Description in Wright’s Style

The crunching of the fall leaves under gentle paws breaks the harsh silence of the late fall forest. It takes a bit of walking to finally see that the dense hardwood forest still harbors life. The woods beckon groups of people on short walks to immerse themselves in the shroud of trees. With the path obscured by a thick layer of leaves a silent trip is made into the center of the patch of trees. Through the heart of the forest runs a gentle creek, like the spine of the body of life here. But, the banks carry scars of the past. Harshly in-cut, eroded banks act as piece of evidence of the flood that tore through this little valley in past years. As you move down toward the small wetland, life is beginning to regrow were the soil was once inundated with water. Slowly but surely, ferns have been growing here, under the watchful eye of towering beech trees. But, the ferns are now shriveled and sad-looking, waiting patiently for the long winter to end so that they can grow once more, even stronger. People often walk through this park without truly seeing what it has to offer; if you look closely, one can peel back the layers of the forest and see how far this land has come from being a farm many years ago.

Photos of Home Place

The phenology place that I chose in my hometown of Kennett Square, Pennsylvania is a park close to my house that I have spent excessive amounts of time in.  I know this place like the back of my hand and I love it here.  These photos show buck-rubs from this year and past years, some bank erosion along the creek from a flood a few years ago, the wide open hardwood forest, a few painted rocks that the township has hidden throughout the park, and a wall remaining from the farm that stood on this land long ago.  This park is very conservation-centered and provides a place for the community to enjoy the natural world.  The land is also farmed in certain areas with various crops.  A strong sense of place is instilled in the community through many events to learn about the land, plants, and wildlife.

Haikus on Phenological Change


Vibrant, green, and lush;

The woods sing with joyous life.

A cool breeze runs through.


The beauty of death.

Summer makes quite the exit.

Change will always come.


The brisk wind cuts deep.

The bare trees shiver and wait.

Everyone prepares.

November Update

This visit I noticed that my place was almost completely devoid of leaves.  All of the ash, paper birch, and cottonwood trees were completely bare.  The only leaves that could be found not on the path were either on vines or a single vibrantly color red oak sapling.  The forest appears to be much thinner and more sparse without the leaves on the trees.  This also opened up the inner ground cover more and allowed me to notice more small herbaceous and woody plants that I had not seen previously.

October Update

The leaves are just past peak foliage it appears.  Most still on the trees are brilliant colors and crisp dead leaves cover the trail and shorter vegetation.  The only sign of wildlife I have seen thus far has been a squirrel and the familiar sounds of songbirds.  But, I did notice a marking of a dog that its inconsiderate owner left behind.  It most likely came from the dog park across the bike path.  This may account for the little wildlife that I have noticed.

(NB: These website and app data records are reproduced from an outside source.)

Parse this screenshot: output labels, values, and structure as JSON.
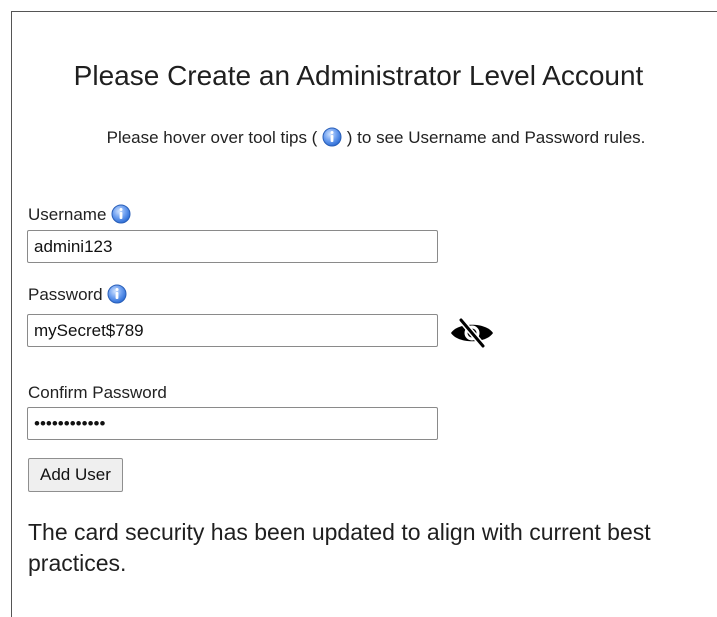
{
  "form": {
    "title": "Please Create an Administrator Level Account",
    "hint_before": "Please hover over tool tips (",
    "hint_after": ") to see Username and Password rules.",
    "username": {
      "label": "Username",
      "value": "admini123"
    },
    "password": {
      "label": "Password",
      "value": "mySecret$789"
    },
    "confirm_password": {
      "label": "Confirm Password",
      "value": "mySecret$789"
    },
    "add_user_label": "Add User",
    "notice": "The card security has been updated to align with current best practices."
  },
  "icons": {
    "tooltip": "info-icon",
    "password_visibility": "eye-slash-icon"
  },
  "colors": {
    "info_icon": "#2f6fd6",
    "eye_icon": "#000000"
  }
}
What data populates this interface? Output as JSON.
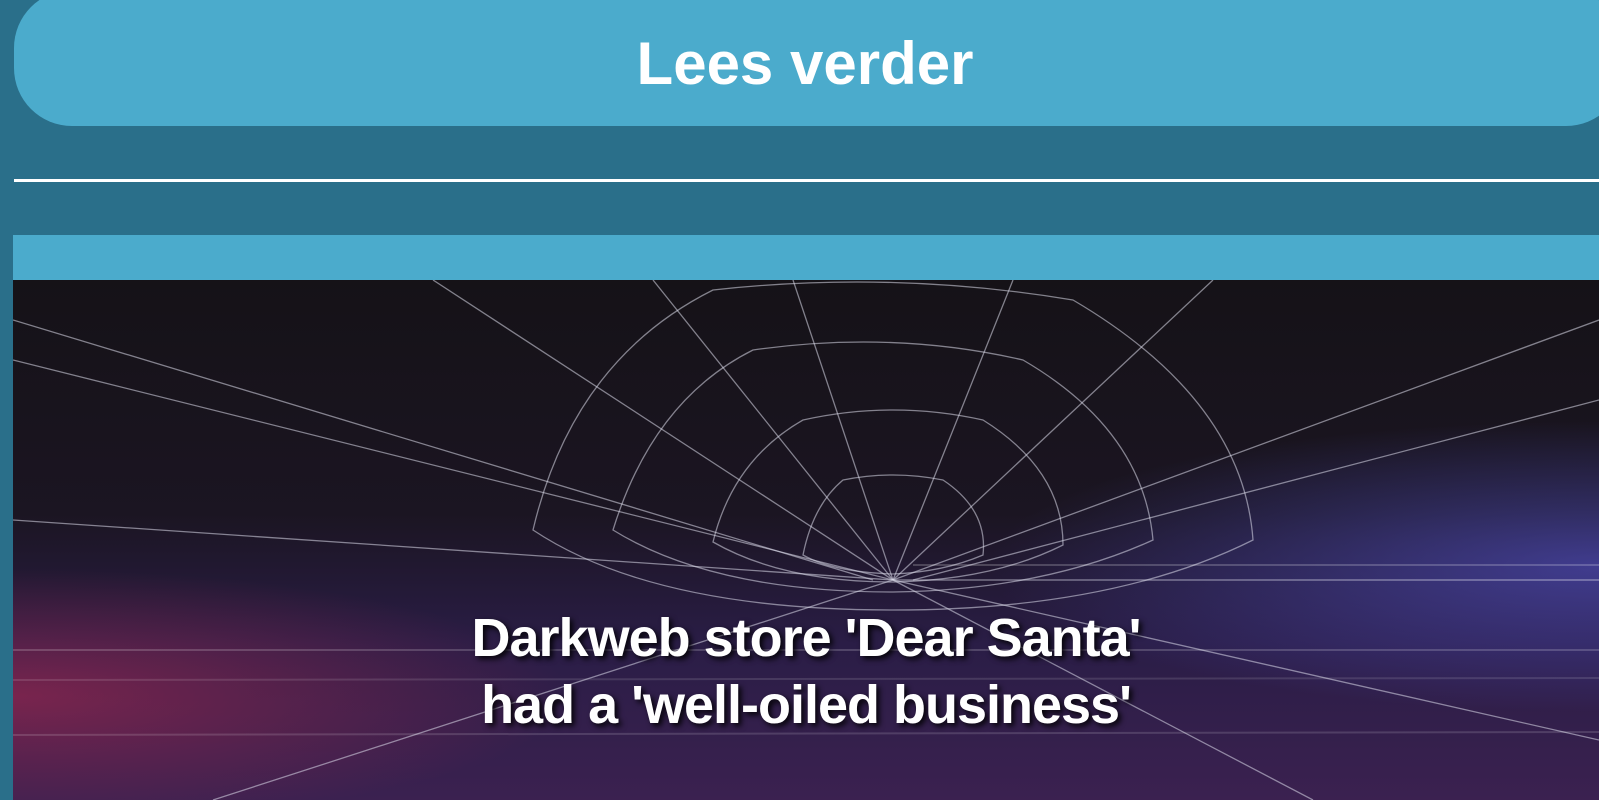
{
  "read_more": {
    "label": "Lees verder"
  },
  "article": {
    "headline_line1": "Darkweb store 'Dear Santa'",
    "headline_line2": "had a 'well-oiled business'"
  },
  "colors": {
    "background": "#2a6f8a",
    "button": "#4babcc",
    "text": "#ffffff"
  }
}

There is an outstanding amount of vegetation in my place.  As far as woody plants go, there is an overwhelming number of ash trees (green ash and what appear to be other species of ash) and a few paper birches dispersed throughout.  Many of these trees seem to be quite young, there are not many large, mature trees anywhere in my spot.  Looking toward the ground, there are many ferns and saplings in the lower areas of the forest where the ground is quite moist.

Introduction to My Place

When we first received the assignment, I knew that I wanted my site to be overlooking the water.  So, I took a trip down to the waterfront and stumbled upon a gorgeous patch of woods across the bike path from the dog park.  This seemed like a sign from above to choose this spot; limitless amounts of dogs, a beautiful view of the Adirondacks, and lush vegetation, what more could I ask for?  I ventured in along a narrow path and found there to be tents hiding around many thick patches of plants, hopefully, the current residents do not mind me intruding every few weeks!  To get to my phenology spot, you must follow the bike path from the ECHO Aquarium down past Andy A_Dog Williams Skatepark until you reach a large, fenced dog park.  Across the path from this dog park is my patch of woods.  But, the easiest way to reach the water is to cut through a clearing directly to the left of the forest until you reach a small dirt path that will take you around the woods along the water.  The center of my place will be when the path curves to the right when you reach the corner of the patch of land.  It appears that my place is on top of a man-made piece of land; there is a slope down into the vegetation from the path that circles it and the sides along the water are built up with concrete walls.